This is the story of the historical buddha. He was born into the Gautama family of the prominent Shakya (Śākya) tribe, and today he is sometimes called Shakyamuni (Śākya-muni), which means the “sage of the Shakya (Śākya) tribe” or “the Shakyamuni Buddha.” He was probably born somewhere between 566 and 430 BC. Shakyamuni lived in what is today the border region where northern India meets eastern Nepal.
Northern India at the time was divided into a great many tiny states run as kingdoms or as loose alliances of “tribal” or “clan” territories, with the always slippery terms “tribe” and “clan” tending to dissolve into each other. In many cases, “kingdoms” were so small that the same name was applied both to a mini-state and to the town or village that was its “capital,” since boundaries might or might not be clearly defined, and when they were clear, they still changed with the fortunes of war.
One of the smaller states/towns, located at the foot of the Himalayas, was called Kapilavastu. Shakyamuni was born and raised here, but the town was apparently destroyed during his lifetime. It is thought to have been located a little to the northwest of present city of Gorakhpur near the Indian border with Nepal, although there are disagreements about the exact location.
Just to the south of Kapilavastu lay the much more powerful kingdom of Koshala (Kośala), with a capital at Shravasti (Śrāvastī). The Jetavana Hermitage (chapter 25) was located here.

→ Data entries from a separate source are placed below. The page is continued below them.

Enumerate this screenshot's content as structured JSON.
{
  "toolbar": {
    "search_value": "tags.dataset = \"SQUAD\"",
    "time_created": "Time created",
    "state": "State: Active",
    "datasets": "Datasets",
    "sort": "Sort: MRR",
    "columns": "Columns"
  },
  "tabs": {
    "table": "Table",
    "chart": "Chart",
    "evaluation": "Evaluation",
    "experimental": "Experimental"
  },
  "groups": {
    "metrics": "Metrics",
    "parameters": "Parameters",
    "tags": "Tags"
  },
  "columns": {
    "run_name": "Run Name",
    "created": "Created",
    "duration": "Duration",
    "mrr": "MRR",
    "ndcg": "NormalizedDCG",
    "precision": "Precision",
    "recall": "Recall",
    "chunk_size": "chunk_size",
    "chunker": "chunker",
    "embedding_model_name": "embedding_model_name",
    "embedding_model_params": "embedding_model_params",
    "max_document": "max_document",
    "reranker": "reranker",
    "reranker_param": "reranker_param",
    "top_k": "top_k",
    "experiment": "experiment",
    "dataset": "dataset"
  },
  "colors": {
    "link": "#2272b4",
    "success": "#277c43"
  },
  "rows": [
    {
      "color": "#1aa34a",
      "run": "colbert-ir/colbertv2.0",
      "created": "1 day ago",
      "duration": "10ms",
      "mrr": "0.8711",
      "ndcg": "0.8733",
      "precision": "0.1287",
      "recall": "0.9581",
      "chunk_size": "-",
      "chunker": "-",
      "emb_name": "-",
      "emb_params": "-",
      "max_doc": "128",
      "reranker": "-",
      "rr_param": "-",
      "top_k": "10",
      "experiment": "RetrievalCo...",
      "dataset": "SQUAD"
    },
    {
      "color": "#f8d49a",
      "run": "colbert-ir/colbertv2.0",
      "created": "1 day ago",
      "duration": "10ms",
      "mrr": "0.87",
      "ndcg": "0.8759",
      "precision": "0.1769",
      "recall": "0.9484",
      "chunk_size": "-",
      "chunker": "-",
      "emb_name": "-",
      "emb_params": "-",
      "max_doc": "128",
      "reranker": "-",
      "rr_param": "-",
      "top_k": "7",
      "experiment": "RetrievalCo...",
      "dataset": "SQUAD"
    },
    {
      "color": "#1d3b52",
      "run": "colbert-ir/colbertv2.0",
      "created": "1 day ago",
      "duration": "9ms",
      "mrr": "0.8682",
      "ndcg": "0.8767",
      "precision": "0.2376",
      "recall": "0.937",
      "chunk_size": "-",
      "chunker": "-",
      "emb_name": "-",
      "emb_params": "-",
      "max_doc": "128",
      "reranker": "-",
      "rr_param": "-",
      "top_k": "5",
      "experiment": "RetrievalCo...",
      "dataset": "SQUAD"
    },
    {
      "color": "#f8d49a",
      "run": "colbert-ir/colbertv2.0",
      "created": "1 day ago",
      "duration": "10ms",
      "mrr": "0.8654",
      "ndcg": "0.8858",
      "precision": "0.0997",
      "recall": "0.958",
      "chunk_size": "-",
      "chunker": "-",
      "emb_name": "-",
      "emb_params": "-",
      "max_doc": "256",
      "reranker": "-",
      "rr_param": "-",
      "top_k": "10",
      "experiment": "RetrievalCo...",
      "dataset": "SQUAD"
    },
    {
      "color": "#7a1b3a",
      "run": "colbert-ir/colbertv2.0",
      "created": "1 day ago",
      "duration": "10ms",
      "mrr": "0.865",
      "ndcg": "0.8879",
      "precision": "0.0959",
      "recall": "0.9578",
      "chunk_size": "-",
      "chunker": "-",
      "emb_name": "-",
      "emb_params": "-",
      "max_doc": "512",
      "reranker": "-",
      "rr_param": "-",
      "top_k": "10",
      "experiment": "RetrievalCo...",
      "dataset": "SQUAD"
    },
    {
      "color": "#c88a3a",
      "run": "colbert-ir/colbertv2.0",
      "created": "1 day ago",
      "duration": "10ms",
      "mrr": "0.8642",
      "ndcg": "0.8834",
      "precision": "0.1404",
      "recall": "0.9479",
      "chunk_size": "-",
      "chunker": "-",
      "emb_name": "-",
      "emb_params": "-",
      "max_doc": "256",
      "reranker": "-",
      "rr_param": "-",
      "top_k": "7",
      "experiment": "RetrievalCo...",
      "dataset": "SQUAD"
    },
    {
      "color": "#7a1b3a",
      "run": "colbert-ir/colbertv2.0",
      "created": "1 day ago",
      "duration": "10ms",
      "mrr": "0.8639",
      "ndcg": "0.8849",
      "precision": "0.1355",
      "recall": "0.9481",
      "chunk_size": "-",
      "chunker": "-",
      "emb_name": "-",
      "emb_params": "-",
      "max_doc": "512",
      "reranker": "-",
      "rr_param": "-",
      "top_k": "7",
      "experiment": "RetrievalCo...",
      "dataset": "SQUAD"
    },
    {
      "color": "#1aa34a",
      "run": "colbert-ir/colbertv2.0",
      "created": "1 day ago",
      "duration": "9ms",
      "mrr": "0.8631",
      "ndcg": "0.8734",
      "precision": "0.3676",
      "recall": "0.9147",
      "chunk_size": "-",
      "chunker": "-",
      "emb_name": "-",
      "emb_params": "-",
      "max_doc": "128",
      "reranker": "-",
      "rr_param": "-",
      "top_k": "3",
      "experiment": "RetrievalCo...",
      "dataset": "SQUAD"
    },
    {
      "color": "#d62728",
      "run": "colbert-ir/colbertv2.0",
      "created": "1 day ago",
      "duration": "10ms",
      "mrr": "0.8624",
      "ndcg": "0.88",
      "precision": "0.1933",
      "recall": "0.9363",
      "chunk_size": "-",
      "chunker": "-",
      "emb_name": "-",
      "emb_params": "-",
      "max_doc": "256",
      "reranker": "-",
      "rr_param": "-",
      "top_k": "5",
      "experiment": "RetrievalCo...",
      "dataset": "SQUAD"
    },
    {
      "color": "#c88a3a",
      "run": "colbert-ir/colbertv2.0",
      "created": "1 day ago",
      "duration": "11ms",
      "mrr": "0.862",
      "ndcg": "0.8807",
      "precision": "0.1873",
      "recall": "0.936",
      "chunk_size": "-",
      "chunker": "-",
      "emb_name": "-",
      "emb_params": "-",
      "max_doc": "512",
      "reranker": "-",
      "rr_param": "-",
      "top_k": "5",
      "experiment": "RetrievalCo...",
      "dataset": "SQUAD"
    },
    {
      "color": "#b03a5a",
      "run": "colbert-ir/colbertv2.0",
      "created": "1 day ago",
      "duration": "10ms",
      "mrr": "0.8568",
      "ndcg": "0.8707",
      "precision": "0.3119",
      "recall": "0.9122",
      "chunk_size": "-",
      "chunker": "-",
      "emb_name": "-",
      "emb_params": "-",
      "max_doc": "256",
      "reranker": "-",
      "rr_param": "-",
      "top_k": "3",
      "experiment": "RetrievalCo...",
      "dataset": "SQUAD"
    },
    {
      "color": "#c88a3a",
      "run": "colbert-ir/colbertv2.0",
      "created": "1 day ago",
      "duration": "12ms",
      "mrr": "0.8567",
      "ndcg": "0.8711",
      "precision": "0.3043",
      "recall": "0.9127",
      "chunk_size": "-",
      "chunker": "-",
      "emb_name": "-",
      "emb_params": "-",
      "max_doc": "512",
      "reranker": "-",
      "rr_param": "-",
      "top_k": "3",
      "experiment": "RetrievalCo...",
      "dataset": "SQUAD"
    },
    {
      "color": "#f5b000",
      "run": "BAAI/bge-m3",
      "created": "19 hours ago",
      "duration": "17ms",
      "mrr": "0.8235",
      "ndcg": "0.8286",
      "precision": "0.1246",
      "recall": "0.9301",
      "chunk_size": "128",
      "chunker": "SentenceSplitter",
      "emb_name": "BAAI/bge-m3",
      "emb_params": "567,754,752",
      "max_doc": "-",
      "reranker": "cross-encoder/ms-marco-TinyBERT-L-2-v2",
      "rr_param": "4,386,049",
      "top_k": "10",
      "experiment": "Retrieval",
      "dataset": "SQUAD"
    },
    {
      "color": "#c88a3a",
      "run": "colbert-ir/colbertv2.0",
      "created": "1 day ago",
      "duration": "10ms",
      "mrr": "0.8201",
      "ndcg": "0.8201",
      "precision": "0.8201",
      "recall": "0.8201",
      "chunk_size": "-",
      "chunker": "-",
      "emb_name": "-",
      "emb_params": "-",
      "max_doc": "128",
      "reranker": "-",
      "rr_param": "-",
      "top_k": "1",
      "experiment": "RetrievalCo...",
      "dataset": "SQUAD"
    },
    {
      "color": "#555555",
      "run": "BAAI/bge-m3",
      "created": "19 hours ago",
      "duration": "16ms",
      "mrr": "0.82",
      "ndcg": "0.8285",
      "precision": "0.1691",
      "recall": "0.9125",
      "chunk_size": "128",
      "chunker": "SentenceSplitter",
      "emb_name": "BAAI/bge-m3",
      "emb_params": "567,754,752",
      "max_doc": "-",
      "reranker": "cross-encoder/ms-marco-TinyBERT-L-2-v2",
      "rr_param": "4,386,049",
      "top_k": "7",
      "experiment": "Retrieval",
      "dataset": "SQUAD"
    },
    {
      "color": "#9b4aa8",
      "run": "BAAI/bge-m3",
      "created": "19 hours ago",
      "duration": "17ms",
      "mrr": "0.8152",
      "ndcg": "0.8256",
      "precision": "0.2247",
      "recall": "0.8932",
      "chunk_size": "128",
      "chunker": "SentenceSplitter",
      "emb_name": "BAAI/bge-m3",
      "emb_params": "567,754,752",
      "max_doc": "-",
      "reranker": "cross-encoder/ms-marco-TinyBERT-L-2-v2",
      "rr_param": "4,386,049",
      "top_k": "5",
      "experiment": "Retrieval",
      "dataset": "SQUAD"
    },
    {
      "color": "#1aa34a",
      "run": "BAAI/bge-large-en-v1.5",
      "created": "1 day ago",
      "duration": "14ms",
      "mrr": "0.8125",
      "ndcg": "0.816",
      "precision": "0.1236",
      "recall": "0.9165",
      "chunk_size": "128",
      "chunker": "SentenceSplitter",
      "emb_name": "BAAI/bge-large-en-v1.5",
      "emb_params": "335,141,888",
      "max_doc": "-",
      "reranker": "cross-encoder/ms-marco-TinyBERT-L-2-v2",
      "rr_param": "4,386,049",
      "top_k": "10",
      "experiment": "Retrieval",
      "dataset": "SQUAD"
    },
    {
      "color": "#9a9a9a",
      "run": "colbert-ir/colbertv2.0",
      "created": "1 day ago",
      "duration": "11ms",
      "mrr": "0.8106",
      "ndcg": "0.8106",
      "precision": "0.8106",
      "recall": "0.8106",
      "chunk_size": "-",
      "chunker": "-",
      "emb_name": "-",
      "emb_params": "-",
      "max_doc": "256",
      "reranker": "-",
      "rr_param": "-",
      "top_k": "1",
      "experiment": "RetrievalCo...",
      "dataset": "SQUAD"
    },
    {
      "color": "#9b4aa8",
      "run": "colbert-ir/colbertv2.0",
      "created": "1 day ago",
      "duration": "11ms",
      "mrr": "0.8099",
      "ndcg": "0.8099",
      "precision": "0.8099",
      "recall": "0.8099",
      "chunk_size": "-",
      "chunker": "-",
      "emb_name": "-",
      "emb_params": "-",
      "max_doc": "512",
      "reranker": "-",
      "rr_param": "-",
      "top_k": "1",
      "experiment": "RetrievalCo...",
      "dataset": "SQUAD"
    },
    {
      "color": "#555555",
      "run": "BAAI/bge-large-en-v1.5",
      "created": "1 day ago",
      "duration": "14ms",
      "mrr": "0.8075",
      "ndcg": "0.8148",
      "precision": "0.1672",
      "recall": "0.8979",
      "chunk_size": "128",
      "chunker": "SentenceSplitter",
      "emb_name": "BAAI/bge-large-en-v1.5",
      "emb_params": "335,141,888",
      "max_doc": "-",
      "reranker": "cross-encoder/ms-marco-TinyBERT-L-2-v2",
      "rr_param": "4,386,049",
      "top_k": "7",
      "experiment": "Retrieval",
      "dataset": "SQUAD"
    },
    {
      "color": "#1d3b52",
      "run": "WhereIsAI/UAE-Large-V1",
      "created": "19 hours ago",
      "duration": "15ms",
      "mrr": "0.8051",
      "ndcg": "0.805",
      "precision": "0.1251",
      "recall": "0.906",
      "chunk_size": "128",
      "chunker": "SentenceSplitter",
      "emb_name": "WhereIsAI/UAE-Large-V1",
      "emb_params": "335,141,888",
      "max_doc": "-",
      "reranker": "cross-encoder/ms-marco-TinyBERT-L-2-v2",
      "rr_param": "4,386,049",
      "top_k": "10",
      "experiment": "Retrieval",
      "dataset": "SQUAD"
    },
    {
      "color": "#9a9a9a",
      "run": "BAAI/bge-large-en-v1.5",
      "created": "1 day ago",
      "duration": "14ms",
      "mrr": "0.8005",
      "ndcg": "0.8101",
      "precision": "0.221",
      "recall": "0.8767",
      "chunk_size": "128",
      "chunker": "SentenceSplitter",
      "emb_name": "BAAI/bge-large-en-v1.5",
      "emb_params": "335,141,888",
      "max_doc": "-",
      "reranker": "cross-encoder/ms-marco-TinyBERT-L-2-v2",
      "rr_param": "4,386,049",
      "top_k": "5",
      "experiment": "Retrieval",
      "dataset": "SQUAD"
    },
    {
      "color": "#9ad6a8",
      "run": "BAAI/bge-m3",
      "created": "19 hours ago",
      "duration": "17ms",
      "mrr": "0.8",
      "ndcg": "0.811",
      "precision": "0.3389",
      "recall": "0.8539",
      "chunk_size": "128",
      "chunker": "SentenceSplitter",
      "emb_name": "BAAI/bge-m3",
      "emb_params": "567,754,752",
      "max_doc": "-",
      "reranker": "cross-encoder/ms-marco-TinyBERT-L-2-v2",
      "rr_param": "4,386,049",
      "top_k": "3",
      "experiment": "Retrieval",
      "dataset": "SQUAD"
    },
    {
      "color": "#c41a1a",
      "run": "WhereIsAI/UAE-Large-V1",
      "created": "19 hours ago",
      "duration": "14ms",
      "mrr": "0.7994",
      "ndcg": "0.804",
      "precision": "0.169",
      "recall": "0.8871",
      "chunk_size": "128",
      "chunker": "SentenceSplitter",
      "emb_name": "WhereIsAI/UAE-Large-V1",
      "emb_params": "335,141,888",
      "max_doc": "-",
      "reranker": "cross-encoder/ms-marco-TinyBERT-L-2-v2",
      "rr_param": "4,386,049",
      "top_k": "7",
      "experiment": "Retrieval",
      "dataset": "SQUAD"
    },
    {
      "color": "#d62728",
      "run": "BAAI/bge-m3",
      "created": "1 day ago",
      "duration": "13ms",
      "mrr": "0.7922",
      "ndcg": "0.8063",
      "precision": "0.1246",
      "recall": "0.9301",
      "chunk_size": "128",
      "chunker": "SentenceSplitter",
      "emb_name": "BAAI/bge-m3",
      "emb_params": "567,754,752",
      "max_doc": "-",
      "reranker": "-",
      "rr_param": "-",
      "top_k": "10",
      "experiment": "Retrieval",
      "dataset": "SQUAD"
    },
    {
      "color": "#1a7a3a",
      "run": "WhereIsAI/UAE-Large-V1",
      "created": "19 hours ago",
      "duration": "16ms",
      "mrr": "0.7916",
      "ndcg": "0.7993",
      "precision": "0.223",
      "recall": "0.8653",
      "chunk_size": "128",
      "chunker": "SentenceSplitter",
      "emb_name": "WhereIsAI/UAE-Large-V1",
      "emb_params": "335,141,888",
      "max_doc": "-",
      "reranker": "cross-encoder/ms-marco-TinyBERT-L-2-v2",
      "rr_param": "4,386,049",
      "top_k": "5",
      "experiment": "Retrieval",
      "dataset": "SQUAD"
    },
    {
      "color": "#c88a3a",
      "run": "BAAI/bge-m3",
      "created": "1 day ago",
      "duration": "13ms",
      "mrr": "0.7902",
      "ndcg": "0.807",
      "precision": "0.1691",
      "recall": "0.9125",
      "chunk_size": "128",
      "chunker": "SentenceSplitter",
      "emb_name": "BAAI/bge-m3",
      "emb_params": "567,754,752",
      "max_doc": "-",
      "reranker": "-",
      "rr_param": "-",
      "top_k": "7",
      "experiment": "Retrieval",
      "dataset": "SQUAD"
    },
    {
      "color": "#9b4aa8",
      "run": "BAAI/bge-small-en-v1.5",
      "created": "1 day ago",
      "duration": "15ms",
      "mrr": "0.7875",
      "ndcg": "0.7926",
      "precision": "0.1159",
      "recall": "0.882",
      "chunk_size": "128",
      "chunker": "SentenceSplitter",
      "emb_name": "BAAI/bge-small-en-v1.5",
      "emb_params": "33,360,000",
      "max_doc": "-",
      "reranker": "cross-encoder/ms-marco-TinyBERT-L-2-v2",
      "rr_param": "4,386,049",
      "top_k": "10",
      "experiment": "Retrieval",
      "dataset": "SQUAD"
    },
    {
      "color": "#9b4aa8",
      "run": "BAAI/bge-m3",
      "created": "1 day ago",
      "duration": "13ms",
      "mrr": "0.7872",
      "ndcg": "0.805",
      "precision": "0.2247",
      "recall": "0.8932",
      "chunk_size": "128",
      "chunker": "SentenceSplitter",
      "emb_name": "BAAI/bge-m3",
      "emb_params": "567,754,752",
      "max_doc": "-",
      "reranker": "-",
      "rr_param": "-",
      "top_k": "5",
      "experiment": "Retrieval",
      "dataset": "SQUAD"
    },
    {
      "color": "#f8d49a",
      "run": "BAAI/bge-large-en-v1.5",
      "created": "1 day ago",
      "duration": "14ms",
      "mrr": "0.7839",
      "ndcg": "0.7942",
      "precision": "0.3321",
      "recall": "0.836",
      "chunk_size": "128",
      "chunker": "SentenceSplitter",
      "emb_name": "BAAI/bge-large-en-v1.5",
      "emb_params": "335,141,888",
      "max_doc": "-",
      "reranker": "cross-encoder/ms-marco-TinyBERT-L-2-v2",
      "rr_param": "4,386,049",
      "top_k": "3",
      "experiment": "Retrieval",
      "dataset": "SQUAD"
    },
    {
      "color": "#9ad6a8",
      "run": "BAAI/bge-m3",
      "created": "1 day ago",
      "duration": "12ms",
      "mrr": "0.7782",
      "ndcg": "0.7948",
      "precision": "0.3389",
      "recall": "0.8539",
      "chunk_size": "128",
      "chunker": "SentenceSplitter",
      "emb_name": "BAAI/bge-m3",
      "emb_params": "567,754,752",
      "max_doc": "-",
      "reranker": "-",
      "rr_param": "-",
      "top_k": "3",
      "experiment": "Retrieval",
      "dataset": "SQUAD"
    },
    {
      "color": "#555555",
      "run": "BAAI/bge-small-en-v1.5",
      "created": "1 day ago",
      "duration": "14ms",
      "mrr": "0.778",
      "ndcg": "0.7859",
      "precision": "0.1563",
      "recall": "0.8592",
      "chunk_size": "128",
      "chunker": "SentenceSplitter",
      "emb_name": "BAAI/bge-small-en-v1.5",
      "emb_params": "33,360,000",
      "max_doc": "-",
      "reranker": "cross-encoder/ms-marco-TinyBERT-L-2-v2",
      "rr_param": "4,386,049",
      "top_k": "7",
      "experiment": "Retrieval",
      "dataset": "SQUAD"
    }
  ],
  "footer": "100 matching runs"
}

Farther south yet was the much larger kingdom of Magadha. The capital was at Rajagaha (Rājagṛha, modern Rajgir). This great state was ruled by King Bimbisara (Bimbisāra), a patron of Shakyamuni. Under Bimbisara’s son Ajata-shatru (whose troubled history we shall encounter in chapter 24), Koshala was absorbed into Magadha. The Magadha state was to continue assimilating adjacent territories until it became the Mauryan empire of the famous emperor Ashoka (Aśoka) in the 200s, which covered most of the northern half of India.